**WHAT TO DO:**
Copy each record below faithfully, leaving out images.

(App and web page records)
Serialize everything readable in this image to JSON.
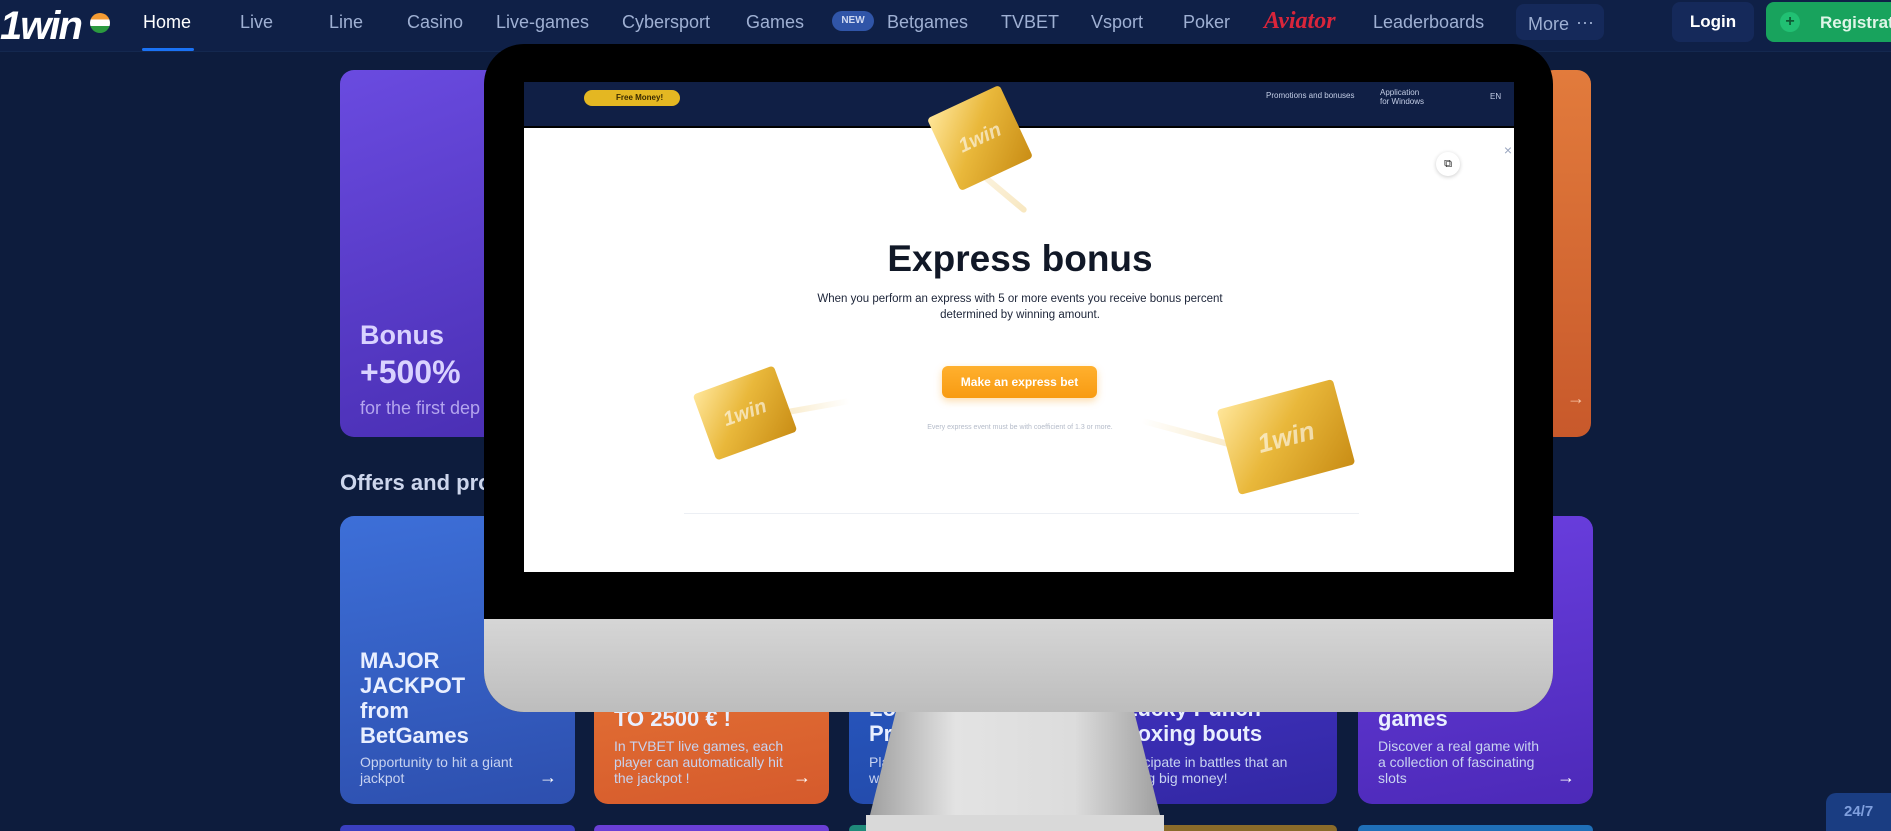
{
  "nav": {
    "logo": "1win",
    "items": [
      "Home",
      "Live",
      "Line",
      "Casino",
      "Live-games",
      "Cybersport",
      "Games"
    ],
    "new_badge": "NEW",
    "items2": [
      "Betgames",
      "TVBET",
      "Vsport",
      "Poker"
    ],
    "aviator": "Aviator",
    "leaderboards": "Leaderboards",
    "more": "More",
    "more_dots": "···",
    "login": "Login",
    "register": "Registration",
    "active_color": "#1a72f5"
  },
  "banner": {
    "title": "Bonus",
    "value": "+500%",
    "subtitle": "for the first dep"
  },
  "offers": {
    "section_title": "Offers and pro",
    "cards": [
      {
        "title": "MAJOR JACKPOT from BetGames",
        "subtitle": "Opportunity to hit a giant jackpot"
      },
      {
        "title": "TO 2500 € !",
        "subtitle": "In TVBET live games, each player can automatically hit the jackpot !"
      },
      {
        "title": "Loy Pro",
        "subtitle": "Play w warde"
      },
      {
        "title": "Lucky Punch boxing bouts",
        "subtitle": "articipate in battles that an bring big money!"
      },
      {
        "title": "games",
        "subtitle": "Discover a real game with a collection of fascinating slots"
      }
    ],
    "arrow": "→"
  },
  "chat": {
    "label": "24/7"
  },
  "monitor": {
    "inner_chip": "Free Money!",
    "inner_promo": "Promotions and bonuses",
    "inner_app_line1": "Application",
    "inner_app_line2": "for Windows",
    "inner_lang": "EN"
  },
  "modal": {
    "title": "Express bonus",
    "description": "When you perform an express with 5 or more events you receive bonus percent determined by winning amount.",
    "cta": "Make an express bet",
    "note": "Every express event must be with coefficient of 1.3 or more.",
    "close": "×",
    "ticket_text": "1win"
  }
}
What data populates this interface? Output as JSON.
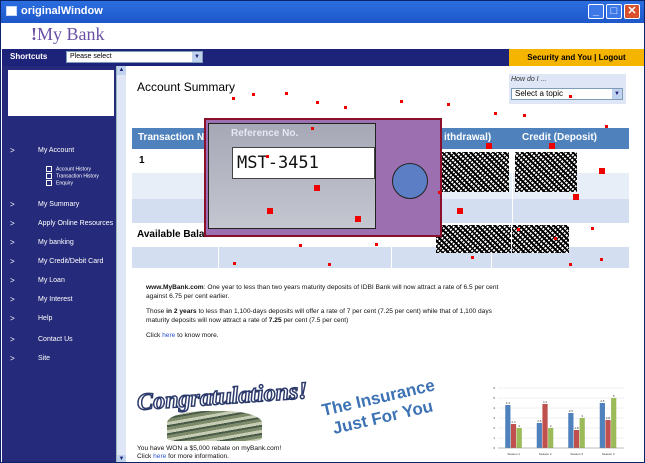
{
  "window": {
    "title": "originalWindow",
    "buttons": [
      "_",
      "□",
      "✕"
    ]
  },
  "brand": {
    "logo_mark": "!",
    "logo_text": "My Bank"
  },
  "navbar": {
    "shortcuts_label": "Shortcuts",
    "shortcuts_select": "Please select",
    "security_link": "Security and You",
    "separator": "|",
    "logout_link": "Logout"
  },
  "sidebar": {
    "items": [
      {
        "label": "My Account"
      },
      {
        "label": "My Summary"
      },
      {
        "label": "Apply Online Resources"
      },
      {
        "label": "My banking"
      },
      {
        "label": "My Credit/Debit Card"
      },
      {
        "label": "My Loan"
      },
      {
        "label": "My Interest"
      },
      {
        "label": "Help"
      },
      {
        "label": "Contact Us"
      },
      {
        "label": "Site"
      }
    ],
    "subitems": [
      "Account History",
      "Transaction History",
      "Enquiry"
    ]
  },
  "main": {
    "title": "Account Summary",
    "howdo": {
      "question": "How do I ...",
      "select": "Select a topic"
    },
    "table": {
      "col1": "Transaction N",
      "col3": "ithdrawal)",
      "col4": "Credit (Deposit)",
      "row1_value": "1",
      "balance_label": "Available Bala"
    }
  },
  "overlay": {
    "label": "Reference No.",
    "value": "MST-3451"
  },
  "promo": {
    "site": "www.MyBank.com",
    "p1_rest": ": One year to less than two years maturity deposits of IDBI Bank will now attract a rate of 6.5 per cent against 6.75 per cent earlier.",
    "p2_a": "Those ",
    "p2_b": "in 2 years",
    "p2_c": " to less than 1,100-days deposits will offer a rate of 7 per cent (7.25 per cent) while that of 1,100 days maturity deposits will now attract a rate of ",
    "p2_d": "7.25",
    "p2_e": " per cent (7.5 per cent)",
    "click_a": "Click ",
    "click_link": "here",
    "click_b": " to know more."
  },
  "banners": {
    "congrats": "Congratulations!",
    "won_a": "You have WON a $5,000 rebate on myBank.com!",
    "won_click": "Click ",
    "won_link": "here",
    "won_rest": " for more information.",
    "insurance_line1": "The Insurance",
    "insurance_line2": "Just For You"
  },
  "chart_data": {
    "type": "bar",
    "categories": [
      "Season 1",
      "Season 2",
      "Season 3",
      "Season 4"
    ],
    "series": [
      {
        "values": [
          4.3,
          2.5,
          3.5,
          4.5
        ]
      },
      {
        "values": [
          2.4,
          4.4,
          1.8,
          2.8
        ]
      },
      {
        "values": [
          2,
          2,
          3,
          5
        ]
      }
    ],
    "ylim": [
      0,
      6
    ],
    "colors": [
      "#4f81bd",
      "#c0504d",
      "#9bbb59"
    ]
  }
}
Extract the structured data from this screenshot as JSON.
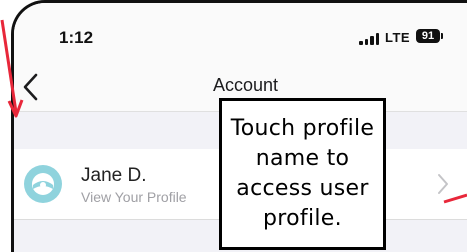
{
  "status_bar": {
    "time": "1:12",
    "network": "LTE",
    "battery": "91"
  },
  "nav": {
    "title": "Account",
    "back_icon": "chevron-left-icon"
  },
  "profile": {
    "name": "Jane D.",
    "subtitle": "View Your Profile",
    "avatar_icon": "avatar-icon",
    "chevron_icon": "chevron-right-icon"
  },
  "annotation": {
    "text": "Touch profile\nname to\naccess user\nprofile."
  },
  "colors": {
    "annotation_arrow": "#e8273a",
    "avatar_teal": "#8fd3dd",
    "background": "#f2f2f7"
  }
}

**TASK OUTPUT:**
Serialize everything readable in this image to JSON.
{
  "nav": {
    "logo": "1win",
    "items": [
      "Home",
      "Live",
      "Line",
      "Casino",
      "Live-games",
      "Cybersport",
      "Games"
    ],
    "new_badge": "NEW",
    "items2": [
      "Betgames",
      "TVBET",
      "Vsport",
      "Poker"
    ],
    "aviator": "Aviator",
    "leaderboards": "Leaderboards",
    "more": "More",
    "more_dots": "···",
    "login": "Login",
    "register": "Registration",
    "active_color": "#1a72f5"
  },
  "banner": {
    "title": "Bonus",
    "value": "+500%",
    "subtitle": "for the first dep"
  },
  "offers": {
    "section_title": "Offers and pro",
    "cards": [
      {
        "title": "MAJOR JACKPOT from BetGames",
        "subtitle": "Opportunity to hit a giant jackpot"
      },
      {
        "title": "TO 2500 € !",
        "subtitle": "In TVBET live games, each player can automatically hit the jackpot !"
      },
      {
        "title": "Loy Pro",
        "subtitle": "Play w warde"
      },
      {
        "title": "Lucky Punch boxing bouts",
        "subtitle": "articipate in battles that an bring big money!"
      },
      {
        "title": "games",
        "subtitle": "Discover a real game with a collection of fascinating slots"
      }
    ],
    "arrow": "→"
  },
  "chat": {
    "label": "24/7"
  },
  "monitor": {
    "inner_chip": "Free Money!",
    "inner_promo": "Promotions and bonuses",
    "inner_app_line1": "Application",
    "inner_app_line2": "for Windows",
    "inner_lang": "EN"
  },
  "modal": {
    "title": "Express bonus",
    "description": "When you perform an express with 5 or more events you receive bonus percent determined by winning amount.",
    "cta": "Make an express bet",
    "note": "Every express event must be with coefficient of 1.3 or more.",
    "close": "×",
    "ticket_text": "1win"
  }
}
What data populates this interface? Output as JSON.
{
  "window": {
    "title": "originalWindow",
    "buttons": [
      "_",
      "□",
      "✕"
    ]
  },
  "brand": {
    "logo_mark": "!",
    "logo_text": "My Bank"
  },
  "navbar": {
    "shortcuts_label": "Shortcuts",
    "shortcuts_select": "Please select",
    "security_link": "Security and You",
    "separator": "|",
    "logout_link": "Logout"
  },
  "sidebar": {
    "items": [
      {
        "label": "My Account"
      },
      {
        "label": "My Summary"
      },
      {
        "label": "Apply Online Resources"
      },
      {
        "label": "My banking"
      },
      {
        "label": "My Credit/Debit Card"
      },
      {
        "label": "My Loan"
      },
      {
        "label": "My Interest"
      },
      {
        "label": "Help"
      },
      {
        "label": "Contact Us"
      },
      {
        "label": "Site"
      }
    ],
    "subitems": [
      "Account History",
      "Transaction History",
      "Enquiry"
    ]
  },
  "main": {
    "title": "Account Summary",
    "howdo": {
      "question": "How do I ...",
      "select": "Select a topic"
    },
    "table": {
      "col1": "Transaction N",
      "col3": "ithdrawal)",
      "col4": "Credit (Deposit)",
      "row1_value": "1",
      "balance_label": "Available Bala"
    }
  },
  "overlay": {
    "label": "Reference No.",
    "value": "MST-3451"
  },
  "promo": {
    "site": "www.MyBank.com",
    "p1_rest": ": One year to less than two years maturity deposits of IDBI Bank will now attract a rate of 6.5 per cent against 6.75 per cent earlier.",
    "p2_a": "Those ",
    "p2_b": "in 2 years",
    "p2_c": " to less than 1,100-days deposits will offer a rate of 7 per cent (7.25 per cent) while that of 1,100 days maturity deposits will now attract a rate of ",
    "p2_d": "7.25",
    "p2_e": " per cent (7.5 per cent)",
    "click_a": "Click ",
    "click_link": "here",
    "click_b": " to know more."
  },
  "banners": {
    "congrats": "Congratulations!",
    "won_a": "You have WON a $5,000 rebate on myBank.com!",
    "won_click": "Click ",
    "won_link": "here",
    "won_rest": " for more information.",
    "insurance_line1": "The Insurance",
    "insurance_line2": "Just For You"
  },
  "chart_data": {
    "type": "bar",
    "categories": [
      "Season 1",
      "Season 2",
      "Season 3",
      "Season 4"
    ],
    "series": [
      {
        "values": [
          4.3,
          2.5,
          3.5,
          4.5
        ]
      },
      {
        "values": [
          2.4,
          4.4,
          1.8,
          2.8
        ]
      },
      {
        "values": [
          2,
          2,
          3,
          5
        ]
      }
    ],
    "ylim": [
      0,
      6
    ],
    "colors": [
      "#4f81bd",
      "#c0504d",
      "#9bbb59"
    ]
  }
}
Extract the structured data from this screenshot as JSON.
{
  "status_bar": {
    "time": "1:12",
    "network": "LTE",
    "battery": "91"
  },
  "nav": {
    "title": "Account",
    "back_icon": "chevron-left-icon"
  },
  "profile": {
    "name": "Jane D.",
    "subtitle": "View Your Profile",
    "avatar_icon": "avatar-icon",
    "chevron_icon": "chevron-right-icon"
  },
  "annotation": {
    "text": "Touch profile\nname to\naccess user\nprofile."
  },
  "colors": {
    "annotation_arrow": "#e8273a",
    "avatar_teal": "#8fd3dd",
    "background": "#f2f2f7"
  }
}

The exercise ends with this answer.